Tourists get up close to a great white shark as it swims past the cage on Oct. 18, 2009 in Gansbaai, South Africa. Getty Images

Florida saw one of its first shark attacks of the season Monday when a surfer was bitten at New Smyrna Beach on the East Coast. The surfer, a 58-year-old man from Stuart, Florida, was about 40 yards from the shore when a shark bit his foot, the Orlando Sentinel reported.

Capt. Tammy Marris with the Volusia County Beach Safety Ocean Rescue told WFTV the surfer suffered only a minor injury, got out of the water himself and didn't need to be hospitalized. The man didn't get a good look at the shark, which she surmised may have confused him with prey in "a typical case of mistaken identity."

Read: Dead Sharks Are Popping Up In Florida Parking Lots and Driveways

Volusia County had 15 shark bites last year, according to the Daytona Beach News-Journal, which was its highest number in recent years. Florida as a state saw 32 bites, and the United States had 53. None of the American attacks proved fatal.

In general, the number of shark attacks has been slowly increasing in recent years, in part because a climbing number of humans have been moving into sharks' territory, according to George Burgess, the curator of the University of Florida’s International Shark Attack File.

"A shark attack is a human phenomenon," Burgess said in a January news release. "Sharks are a natural part of the ecosystem. The ocean is a foreign environment to humans, and when we enter the sea, we’re entering a wilderness."

More than half of the attacks that occurred worldwide in 2016 happened while the victim was partaking in board sports, according to the release. That said, Burgess described the odds of being wounded by a shark as "infinitesimal."

Should you find yourself still worrying about attracting sharks, there are precautions you can take.

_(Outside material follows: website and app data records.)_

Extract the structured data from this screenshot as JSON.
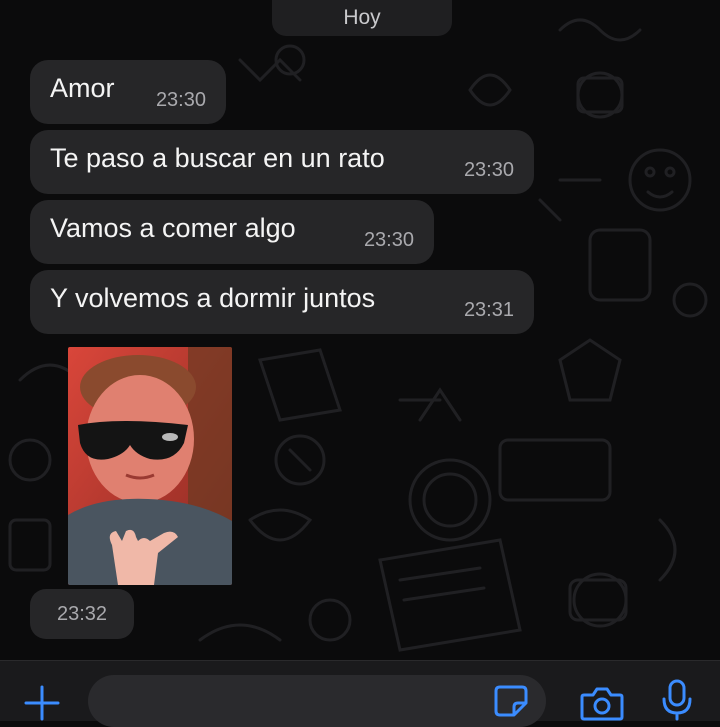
{
  "chat": {
    "date_label": "Hoy",
    "messages": [
      {
        "text": "Amor",
        "time": "23:30"
      },
      {
        "text": "Te paso a buscar en un rato",
        "time": "23:30"
      },
      {
        "text": "Vamos a comer algo",
        "time": "23:30"
      },
      {
        "text": "Y volvemos a dormir juntos",
        "time": "23:31"
      }
    ],
    "photo_message": {
      "time": "23:32"
    }
  },
  "input_bar": {
    "placeholder": "",
    "icons": [
      "plus-icon",
      "sticker-icon",
      "camera-icon",
      "microphone-icon"
    ]
  },
  "colors": {
    "background": "#0b0b0c",
    "bubble": "#262628",
    "accent": "#3b8cff"
  }
}
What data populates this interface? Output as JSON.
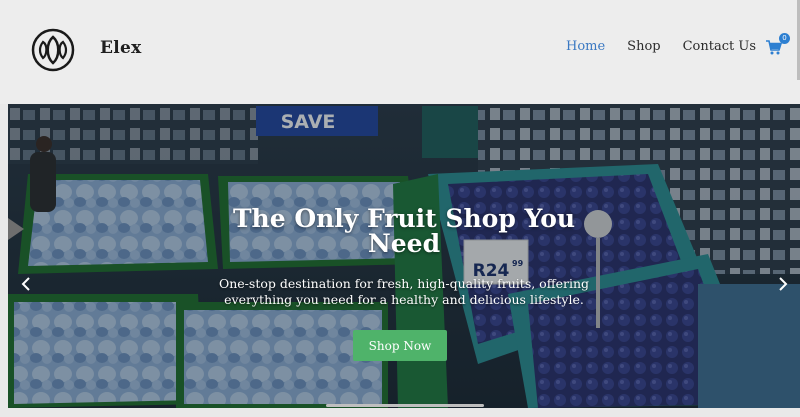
{
  "header": {
    "brand": "Elex",
    "nav": [
      {
        "label": "Home",
        "active": true
      },
      {
        "label": "Shop",
        "active": false
      },
      {
        "label": "Contact Us",
        "active": false
      }
    ],
    "cart_count": "0"
  },
  "hero": {
    "title": "The Only Fruit Shop You Need",
    "subtitle": "One-stop destination for fresh, high-quality fruits, offering everything you need for a healthy and delicious lifestyle.",
    "cta_label": "Shop Now",
    "sign_save": "SAVE",
    "price_tag": "R24",
    "price_cents": "99"
  },
  "colors": {
    "accent": "#3a78c2",
    "button": "#4fb36a",
    "badge": "#2d7fd1"
  },
  "icons": {
    "logo": "brand-logo-icon",
    "cart": "cart-icon",
    "prev": "chevron-left-icon",
    "next": "chevron-right-icon"
  }
}
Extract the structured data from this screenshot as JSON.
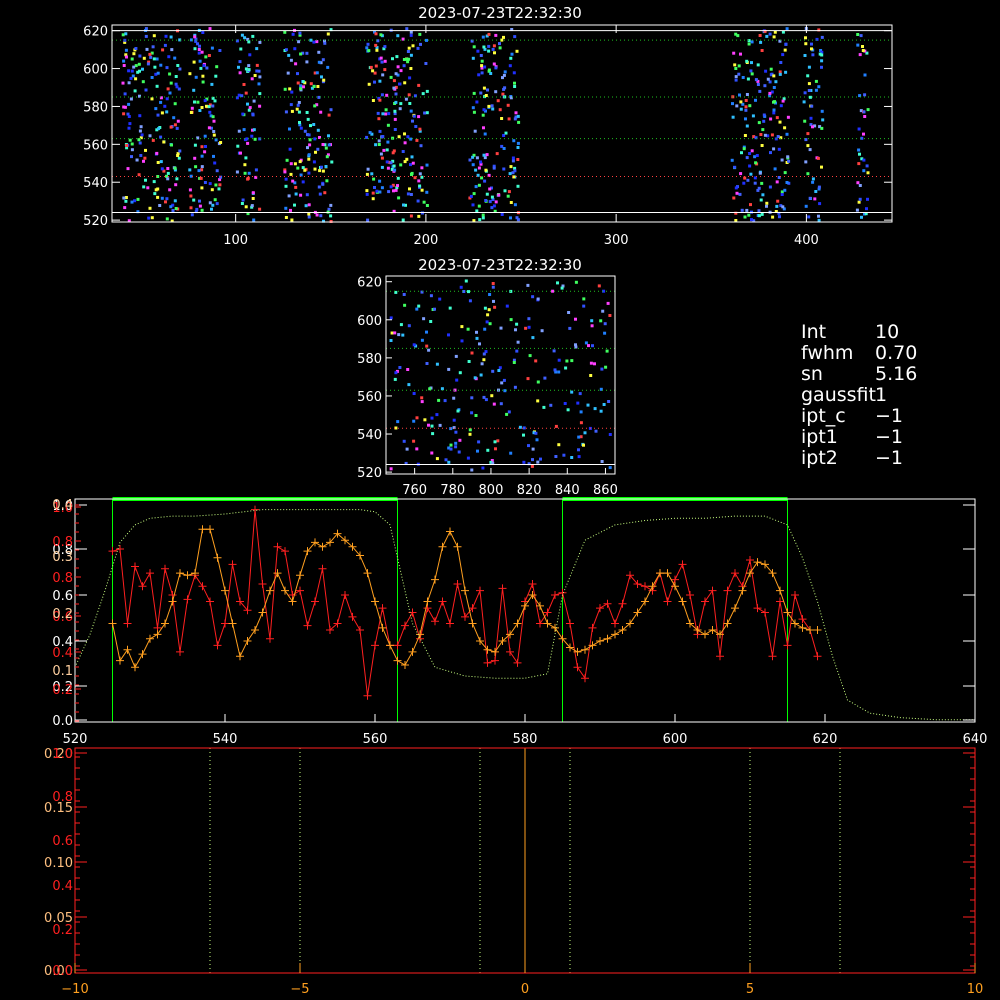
{
  "top_panel": {
    "title": "2023-07-23T22:32:30",
    "xticks": [
      "100",
      "200",
      "300",
      "400"
    ],
    "yticks": [
      "520",
      "540",
      "560",
      "580",
      "600",
      "620"
    ]
  },
  "mid_panel": {
    "title": "2023-07-23T22:32:30",
    "xticks": [
      "760",
      "780",
      "800",
      "820",
      "840",
      "860"
    ],
    "yticks": [
      "520",
      "540",
      "560",
      "580",
      "600",
      "620"
    ]
  },
  "info": {
    "rows": [
      {
        "key": "Int",
        "value": "10"
      },
      {
        "key": "fwhm",
        "value": "0.70"
      },
      {
        "key": "sn",
        "value": "5.16"
      },
      {
        "key": "gaussfit",
        "value": "1"
      },
      {
        "key": "ipt_c",
        "value": "−1"
      },
      {
        "key": "ipt1",
        "value": "−1"
      },
      {
        "key": "ipt2",
        "value": "−1"
      }
    ]
  },
  "colors": {
    "red": "#ff2020",
    "orange": "#ffa020",
    "green": "#00ff00",
    "ygreen": "#c8ff80"
  },
  "chart_data": [
    {
      "type": "heatmap",
      "title": "2023-07-23T22:32:30",
      "xlim": [
        35,
        445
      ],
      "ylim": [
        519,
        623
      ],
      "x_ticks": [
        100,
        200,
        300,
        400
      ],
      "y_ticks": [
        520,
        540,
        560,
        580,
        600,
        620
      ],
      "y_guides": [
        524,
        543,
        563,
        585,
        615
      ],
      "x_bands": [
        [
          40,
          70
        ],
        [
          75,
          92
        ],
        [
          100,
          112
        ],
        [
          125,
          150
        ],
        [
          168,
          200
        ],
        [
          222,
          248
        ],
        [
          360,
          390
        ],
        [
          398,
          408
        ],
        [
          426,
          432
        ]
      ]
    },
    {
      "type": "heatmap",
      "title": "2023-07-23T22:32:30",
      "xlim": [
        745,
        865
      ],
      "ylim": [
        519,
        623
      ],
      "x_ticks": [
        760,
        780,
        800,
        820,
        840,
        860
      ],
      "y_ticks": [
        520,
        540,
        560,
        580,
        600,
        620
      ],
      "y_guides": [
        524,
        543,
        563,
        585,
        615
      ]
    },
    {
      "type": "line",
      "xlim": [
        520,
        640
      ],
      "ylim": [
        0,
        1
      ],
      "x_ticks": [
        520,
        540,
        560,
        580,
        600,
        620,
        640
      ],
      "y_ticks_white": [
        "0.0",
        "0.2",
        "0.4",
        "0.6",
        "0.8",
        "1.0"
      ],
      "y_ticks_red": [
        "0.2",
        "0.4",
        "0.6",
        "0.8",
        "0.8",
        "1.0"
      ],
      "y_ticks_mixed": [
        "0.1",
        "0.2",
        "0.3",
        "0.4"
      ],
      "green_boxes": [
        [
          525,
          563
        ],
        [
          585,
          615
        ]
      ],
      "series": [
        {
          "color": "red",
          "x": [
            525,
            526,
            527,
            528,
            529,
            530,
            531,
            532,
            533,
            534,
            535,
            536,
            537,
            538,
            539,
            540,
            541,
            542,
            543,
            544,
            545,
            546,
            547,
            548,
            549,
            550,
            551,
            552,
            553,
            554,
            555,
            556,
            557,
            558,
            559,
            560,
            561,
            562,
            563,
            564,
            565,
            566,
            567,
            568,
            569,
            570,
            571,
            572,
            573,
            574,
            575,
            576,
            577,
            578,
            579,
            580,
            581,
            582,
            583,
            584,
            585,
            586,
            587,
            588,
            589,
            590,
            591,
            592,
            593,
            594,
            595,
            596,
            597,
            598,
            599,
            600,
            601,
            602,
            603,
            604,
            605,
            606,
            607,
            608,
            609,
            610,
            611,
            612,
            613,
            614,
            615,
            616,
            617,
            618,
            619
          ],
          "y": [
            0.78,
            0.79,
            0.45,
            0.71,
            0.62,
            0.68,
            0.43,
            0.7,
            0.58,
            0.32,
            0.56,
            0.67,
            0.62,
            0.55,
            0.35,
            0.45,
            0.72,
            0.55,
            0.51,
            0.97,
            0.63,
            0.38,
            0.8,
            0.78,
            0.58,
            0.6,
            0.44,
            0.55,
            0.7,
            0.42,
            0.45,
            0.58,
            0.48,
            0.42,
            0.12,
            0.35,
            0.52,
            0.35,
            0.35,
            0.44,
            0.5,
            0.38,
            0.52,
            0.46,
            0.55,
            0.45,
            0.63,
            0.48,
            0.52,
            0.6,
            0.27,
            0.28,
            0.61,
            0.32,
            0.27,
            0.55,
            0.63,
            0.45,
            0.5,
            0.58,
            0.59,
            0.45,
            0.25,
            0.2,
            0.43,
            0.52,
            0.54,
            0.45,
            0.54,
            0.67,
            0.63,
            0.62,
            0.6,
            0.68,
            0.55,
            0.65,
            0.72,
            0.58,
            0.4,
            0.55,
            0.6,
            0.3,
            0.6,
            0.68,
            0.62,
            0.74,
            0.52,
            0.5,
            0.3,
            0.55,
            0.35,
            0.58,
            0.47,
            0.42,
            0.3
          ]
        },
        {
          "color": "orange",
          "x": [
            525,
            526,
            527,
            528,
            529,
            530,
            531,
            532,
            533,
            534,
            535,
            536,
            537,
            538,
            539,
            540,
            541,
            542,
            543,
            544,
            545,
            546,
            547,
            548,
            549,
            550,
            551,
            552,
            553,
            554,
            555,
            556,
            557,
            558,
            559,
            560,
            561,
            562,
            563,
            564,
            565,
            566,
            567,
            568,
            569,
            570,
            571,
            572,
            573,
            574,
            575,
            576,
            577,
            578,
            579,
            580,
            581,
            582,
            583,
            584,
            585,
            586,
            587,
            588,
            589,
            590,
            591,
            592,
            593,
            594,
            595,
            596,
            597,
            598,
            599,
            600,
            601,
            602,
            603,
            604,
            605,
            606,
            607,
            608,
            609,
            610,
            611,
            612,
            613,
            614,
            615,
            616,
            617,
            618,
            619
          ],
          "y": [
            0.45,
            0.28,
            0.33,
            0.25,
            0.31,
            0.38,
            0.4,
            0.45,
            0.55,
            0.68,
            0.67,
            0.68,
            0.88,
            0.88,
            0.75,
            0.6,
            0.45,
            0.3,
            0.37,
            0.42,
            0.5,
            0.6,
            0.68,
            0.6,
            0.55,
            0.67,
            0.78,
            0.82,
            0.8,
            0.82,
            0.86,
            0.83,
            0.8,
            0.76,
            0.68,
            0.55,
            0.43,
            0.35,
            0.28,
            0.26,
            0.32,
            0.4,
            0.55,
            0.65,
            0.8,
            0.87,
            0.8,
            0.6,
            0.45,
            0.37,
            0.33,
            0.32,
            0.37,
            0.4,
            0.45,
            0.53,
            0.58,
            0.53,
            0.45,
            0.43,
            0.38,
            0.34,
            0.32,
            0.33,
            0.35,
            0.37,
            0.38,
            0.4,
            0.42,
            0.45,
            0.5,
            0.55,
            0.62,
            0.68,
            0.68,
            0.62,
            0.55,
            0.45,
            0.42,
            0.4,
            0.42,
            0.4,
            0.45,
            0.52,
            0.6,
            0.68,
            0.73,
            0.72,
            0.68,
            0.6,
            0.5,
            0.45,
            0.43,
            0.42,
            0.42
          ]
        },
        {
          "color": "ygreen",
          "dashed": true,
          "x": [
            520,
            522,
            524,
            526,
            528,
            530,
            533,
            536,
            540,
            545,
            550,
            555,
            558,
            560,
            562,
            563,
            565,
            568,
            572,
            576,
            580,
            583,
            585,
            588,
            592,
            596,
            600,
            604,
            608,
            612,
            615,
            617,
            619,
            621,
            623,
            626,
            630,
            635,
            640
          ],
          "y": [
            0.25,
            0.4,
            0.6,
            0.82,
            0.9,
            0.93,
            0.94,
            0.94,
            0.95,
            0.97,
            0.97,
            0.97,
            0.97,
            0.96,
            0.9,
            0.75,
            0.45,
            0.25,
            0.21,
            0.2,
            0.2,
            0.22,
            0.58,
            0.83,
            0.9,
            0.92,
            0.93,
            0.93,
            0.94,
            0.94,
            0.9,
            0.75,
            0.55,
            0.3,
            0.1,
            0.04,
            0.02,
            0.01,
            0.01
          ]
        }
      ]
    },
    {
      "type": "line",
      "xlim": [
        -10,
        10
      ],
      "ylim": [
        0,
        1
      ],
      "x_ticks": [
        -10,
        -5,
        0,
        5,
        10
      ],
      "y_ticks_white": [
        "0.00",
        "0.05",
        "0.10",
        "0.15",
        "0.20"
      ],
      "y_ticks_red": [
        "0.0",
        "0.2",
        "0.4",
        "0.6",
        "0.8",
        "1.0"
      ],
      "vlines_dotted": [
        -7,
        -5,
        -1,
        1,
        5,
        7
      ],
      "vline_solid": 0
    }
  ]
}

The Discovery Channel recommends you swim on clear days so sharks can see that you're not prey, stay in a group and make sure you're never bleeding in open water.